If food waste were a country, it would be the third worst emitter of greenhouse gas emissions of all the nations in the world.  That fact failed to intimidate a team of school children in the US state of Maryland, who’ve proven they can reduce food waste in their schools by 80% or more. Building on their success, they convinced their state government to pass a new law allocating $250,000 to expand Rotary’s Lunch out of Landfills program to schools across the state.  Despite the country’s bitter partisan divisions, the students’ proposal passed unanimously in the Maryland State Senate, then by a vote of 127-4 in the House. The legislative support was so powerful that the Governor, Larry Hogan, scheduled a public event to sign it into law April 22, the day before Earth Day.

To advocate for their proposal, students testified before Senate and House committees in late January. 2022 about their success with Lunch out of Landfills, which was spearheaded by Rotarian Joe Richardson. They then went home and got fellow students busy writing about it. Richardson rented a bus and took group of 27 students back to the state capitol to hand-deliver 6,000 post cards to legislators before the draft school composting bills came up for a vote.

Here’s how students are achieving such huge reductions in food waste. After eating at school, they sort food waste into liquid, compostable scraps, recyclables, and food that can be safely sent to local hunger programs.  In this video, Joe and a team of elementary students show you how they do it.

Start-up costs for the program in Maryland average $2,000 per school including equipment and training, but the program more than pays for itself in savings on waste disposal and trash bags. 

Most importantly, students from elementary to high school have discovered their power to increase food security and implement climate solutions. “When food is thrown into landfills and incinerators, it creates methane and greenhouse gasses,” explains Ethan Weiss from Bethesda High School near Washington, DC.  “On the other hand, when food waste is composted, it turns to carbon-capturing and nutrient-rich soil that can be used to grow new foods. Unlike anything else, 100% of the foods we throw into trash can be recycled [composted] into soil.” “We see so much food being wasted and thrown away in school,” says Advika Agarwal, freshman from Richard Montgomery High School. “We know how many hungry families live here. Students want to do more to not only reduce greenhouse gasses with compost programs, but also to help feed the hungry in our community.”   Two elementary schools in Frederick County sent over 7,600 pieces of fruit to pantries in three months.

The campaign for the school-based composting law exemplifies how Rotarians leverage more good by collaborating with other stakeholders. The students formed a “Coalition to Reimagine School Waste” with help from the nonprofit Youth Creating Change (YCC), which teaches young people to find practical solutions to problems they see in their communities. The student coalition partnered with Joe Richardson’s environmental education program Mountainside Education and Enrichment, and the Maryland Public Health Association.

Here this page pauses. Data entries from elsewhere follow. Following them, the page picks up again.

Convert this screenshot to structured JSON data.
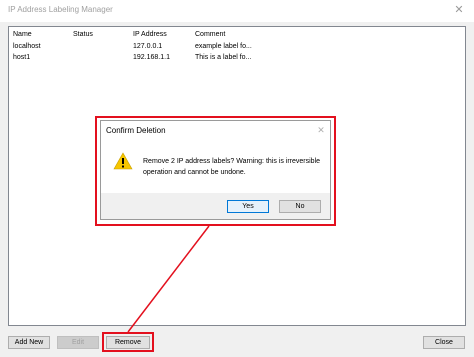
{
  "window": {
    "title": "IP Address Labeling Manager",
    "close_glyph": "✕"
  },
  "list": {
    "columns": [
      "Name",
      "Status",
      "IP Address",
      "Comment"
    ],
    "rows": [
      [
        "localhost",
        "",
        "127.0.0.1",
        "example label fo..."
      ],
      [
        "host1",
        "",
        "192.168.1.1",
        "This is a label fo..."
      ]
    ]
  },
  "buttons": {
    "add": "Add New",
    "edit": "Edit",
    "remove": "Remove",
    "close": "Close"
  },
  "dialog": {
    "title": "Confirm Deletion",
    "close_glyph": "✕",
    "icon": "warning-icon",
    "message": "Remove 2 IP address labels? Warning: this is irreversible operation and cannot be undone.",
    "yes": "Yes",
    "no": "No"
  },
  "colors": {
    "highlight": "#e3101e",
    "warning": "#f7c600",
    "focus": "#0078d7"
  }
}
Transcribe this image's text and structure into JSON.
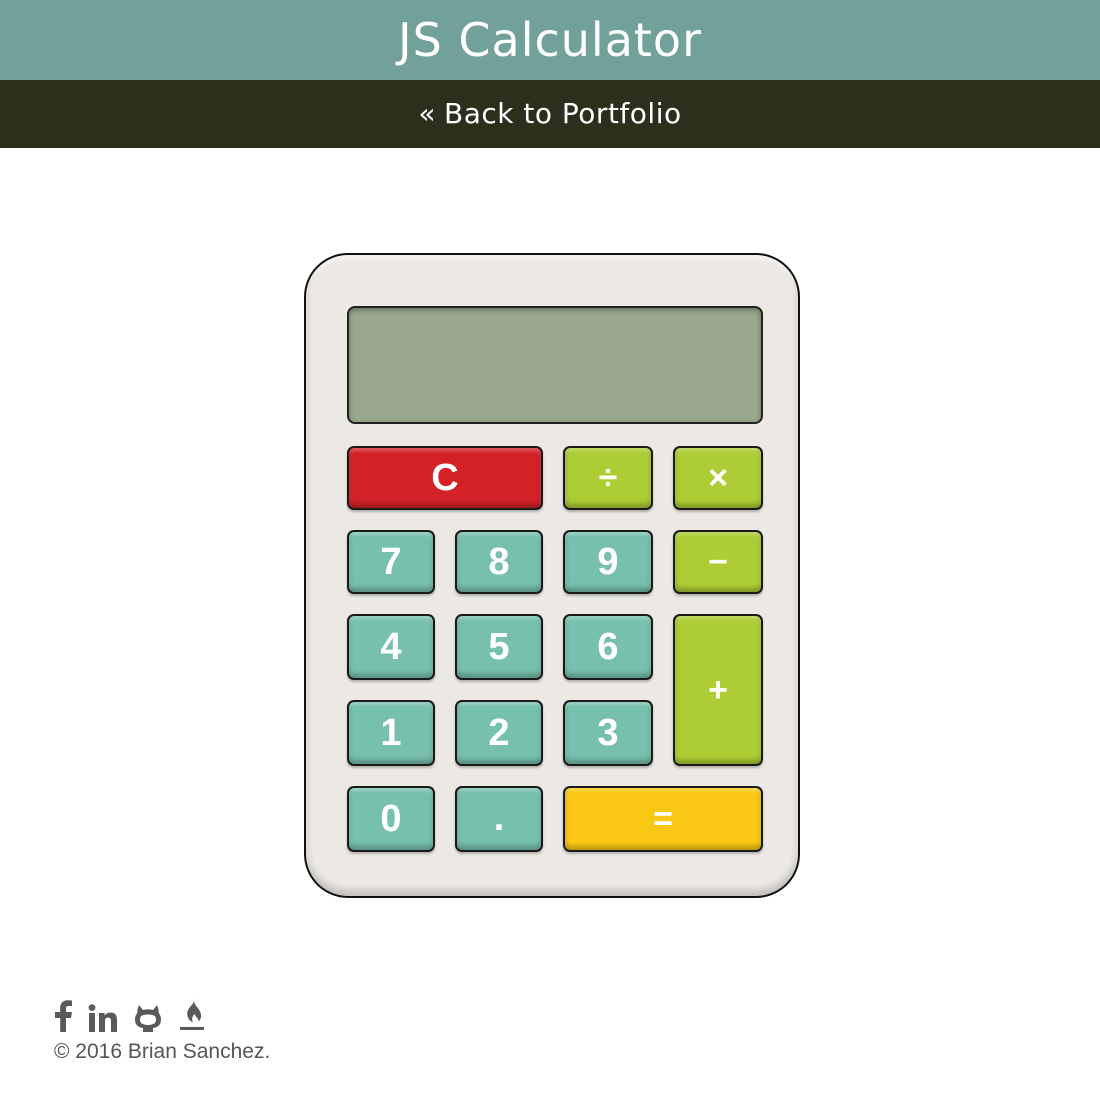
{
  "header": {
    "title": "JS Calculator",
    "back_link": {
      "chevron": "«",
      "label": "Back to Portfolio"
    }
  },
  "calculator": {
    "display_value": "",
    "keys": {
      "clear": "C",
      "divide": "÷",
      "multiply": "×",
      "subtract": "−",
      "add": "+",
      "equals": "=",
      "decimal": ".",
      "seven": "7",
      "eight": "8",
      "nine": "9",
      "four": "4",
      "five": "5",
      "six": "6",
      "one": "1",
      "two": "2",
      "three": "3",
      "zero": "0"
    },
    "colors": {
      "number": "#77c0ad",
      "operator": "#adcd35",
      "clear": "#d32128",
      "equals": "#f9c814",
      "display": "#9aa98d",
      "body": "#ece9e4"
    }
  },
  "footer": {
    "social_icons": [
      "facebook-icon",
      "linkedin-icon",
      "github-icon",
      "freecodecamp-icon"
    ],
    "copyright": "© 2016 Brian Sanchez."
  },
  "theme": {
    "title_bar": "#72a09a",
    "nav_bar": "#2c2f1b"
  }
}
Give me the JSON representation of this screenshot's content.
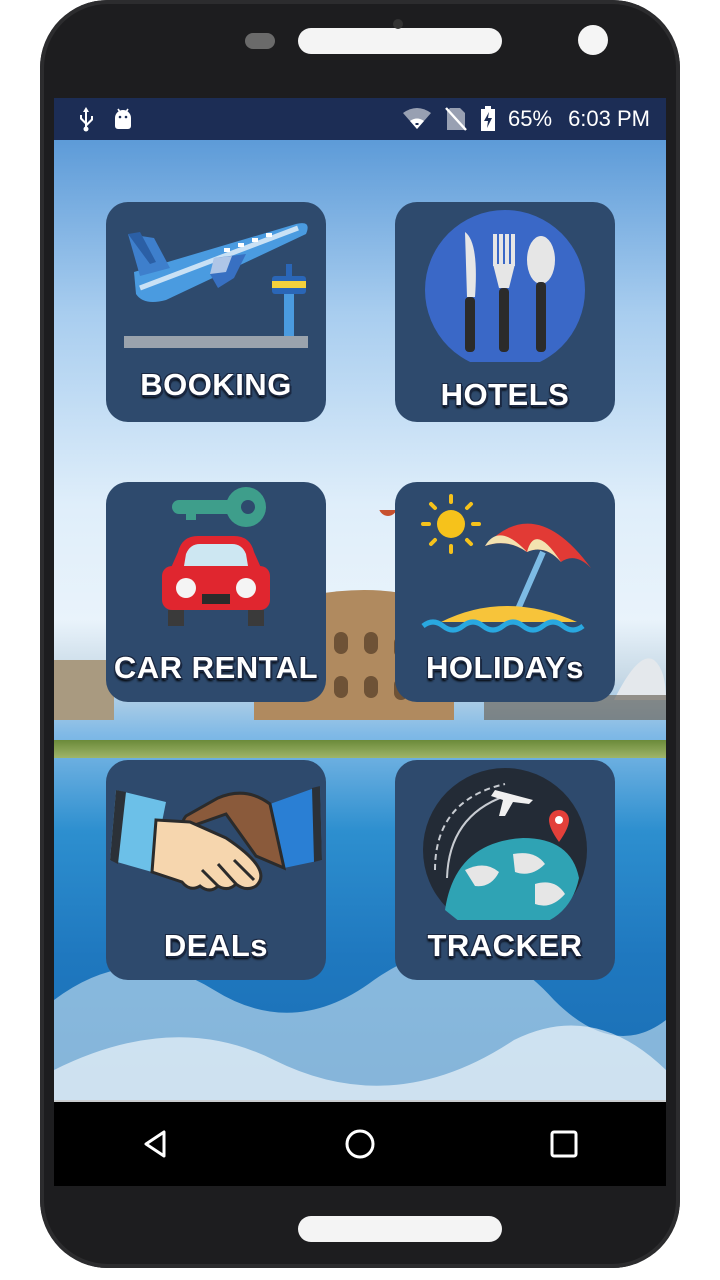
{
  "status_bar": {
    "icons_left": [
      "usb-icon",
      "android-debug-icon"
    ],
    "icons_right": [
      "wifi-icon",
      "no-sim-icon",
      "battery-charging-icon"
    ],
    "battery": "65%",
    "time": "6:03 PM"
  },
  "tiles": [
    {
      "label": "BOOKING",
      "icon": "airplane-takeoff-icon"
    },
    {
      "label": "HOTELS",
      "icon": "cutlery-icon"
    },
    {
      "label": "CAR RENTAL",
      "icon": "car-key-icon"
    },
    {
      "label": "HOLIDAYs",
      "icon": "beach-umbrella-icon"
    },
    {
      "label": "DEALs",
      "icon": "handshake-icon"
    },
    {
      "label": "TRACKER",
      "icon": "globe-flight-icon"
    }
  ],
  "nav": {
    "back": "back-icon",
    "home": "home-icon",
    "recents": "recents-icon"
  },
  "colors": {
    "tile_bg": "#2e4a6d",
    "status_bar_bg": "#1c2d55"
  }
}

The students are continuing their leadership work with local policy makers.  “Ethan Weiss and Interact members Advika Agarwal and Angelina Xu presented to the Montgomery County School Board in early April,” Joe Richardson reports. “Two weeks later, on April 13th, 5th grader Quinn Wagner and  10th grader Abby Lapadula, Interact member Paige Smith, and I presented before the Frederick County School board requesting/demanding expansion of the program.  As the programs move forward next year, local Rotary cCubs will be providing mini-refrigerators to schools for share tables and food recovery to local food banks, and students will be adopting the NexTrex challenge, NexTrex.com, which collects plastic film, plastic bags, sandwich bags, bubble wrap, and unrecyclable plastic packaging, which will reduce landfill-designated waste by over 90%.

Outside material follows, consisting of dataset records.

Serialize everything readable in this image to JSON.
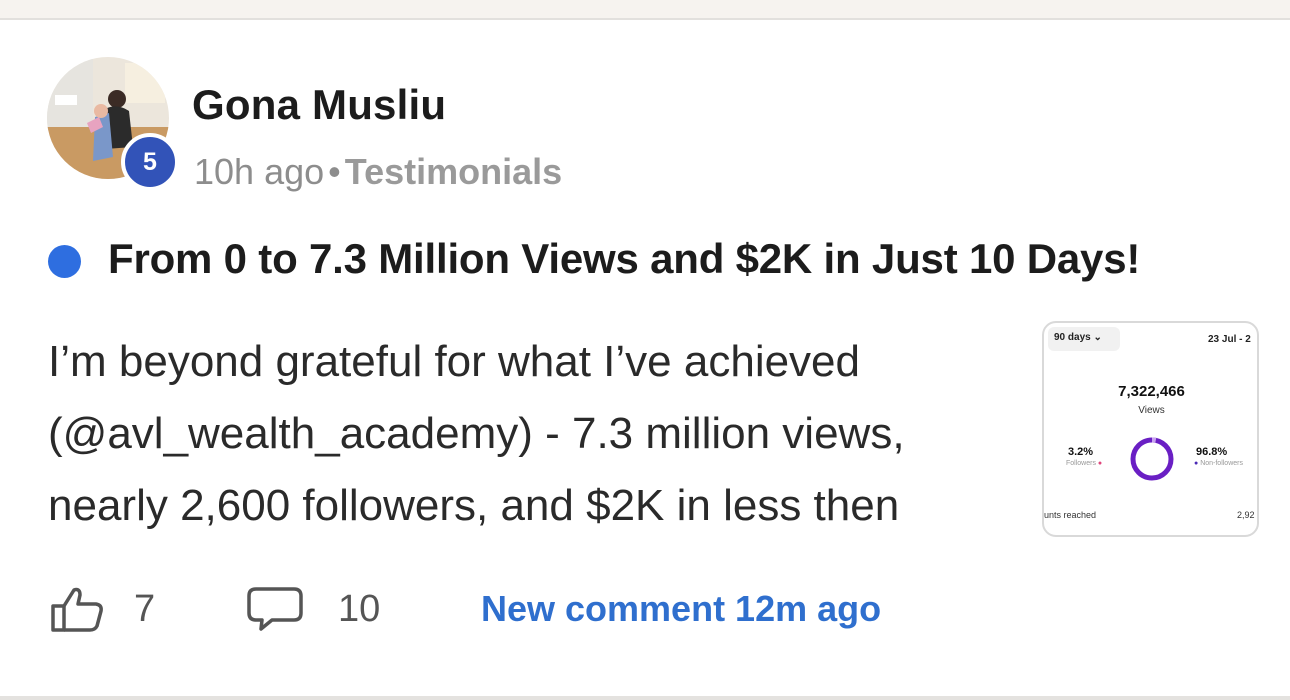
{
  "post": {
    "author": "Gona Musliu",
    "level": "5",
    "time": "10h ago",
    "separator": "•",
    "category": "Testimonials",
    "title": "From 0 to 7.3 Million Views and $2K in Just 10 Days!",
    "body_lines": [
      "I’m beyond grateful for what I’ve achieved",
      "(@avl_wealth_academy) - 7.3 million views,",
      "nearly 2,600 followers, and $2K in less then"
    ]
  },
  "thumbnail": {
    "range": "90 days",
    "date": "23 Jul - 2",
    "total": "7,322,466",
    "total_label": "Views",
    "left_pct": "3.2%",
    "left_label": "Followers",
    "right_pct": "96.8%",
    "right_label": "Non-followers",
    "foot_left": "unts reached",
    "foot_right": "2,92",
    "followers_share": 0.032,
    "colors": {
      "ring": "#6a1fc4",
      "ring_light": "#c9a3f0",
      "dot_left": "#e0467c",
      "dot_right": "#4b2ab5"
    }
  },
  "actions": {
    "likes": "7",
    "comments": "10",
    "new_comment": "New comment 12m ago"
  },
  "colors": {
    "accent": "#2f6fce",
    "unread": "#2e6ee0",
    "badge": "#3253b8"
  }
}
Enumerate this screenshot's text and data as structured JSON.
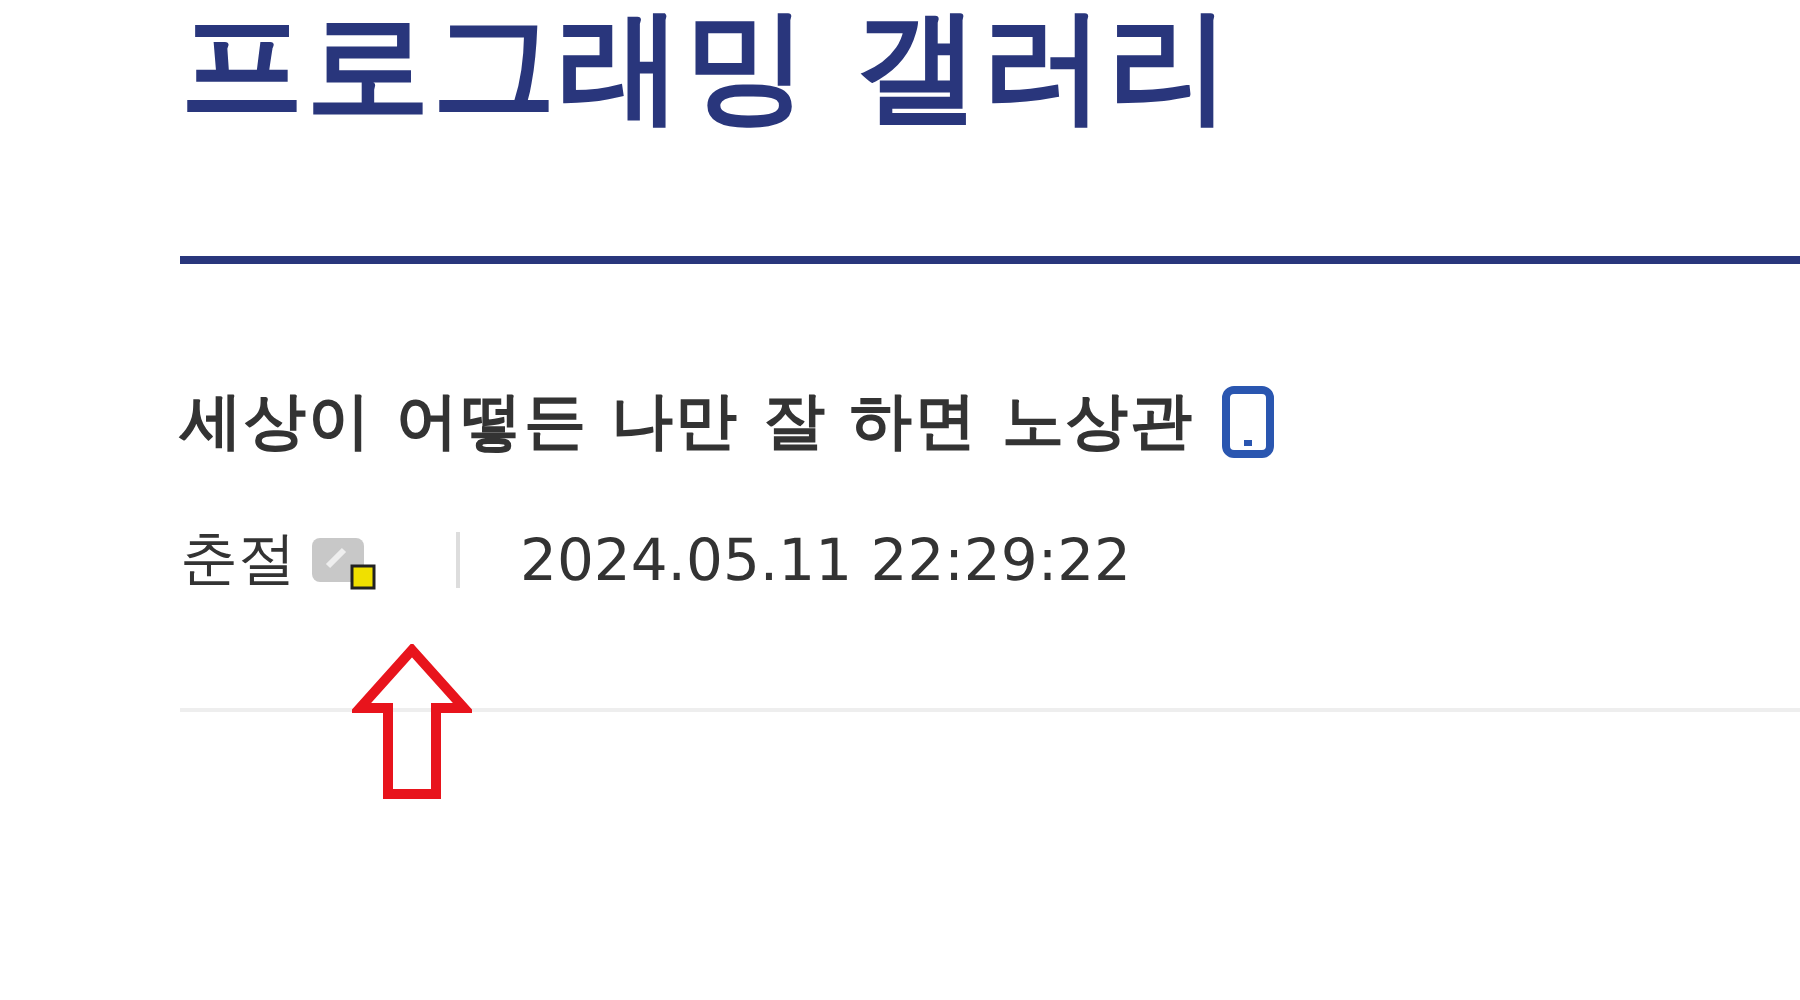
{
  "gallery_title": "프로그래밍 갤러리",
  "post": {
    "title": "세상이 어떻든 나만 잘 하면 노상관",
    "author": "춘절",
    "date": "2024.05.11 22:29:22"
  }
}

Lunch out of Landfills requires diligent planning and diplomatic work to build an effective partnership of the local school district, individual schools (especially custodial staff), and solid waste authorities. The best solutions will vary depending on local resources and logistics. Joe Richardson has developed a Lunch out of Landfills toolkit and a succinct step-by-step guide.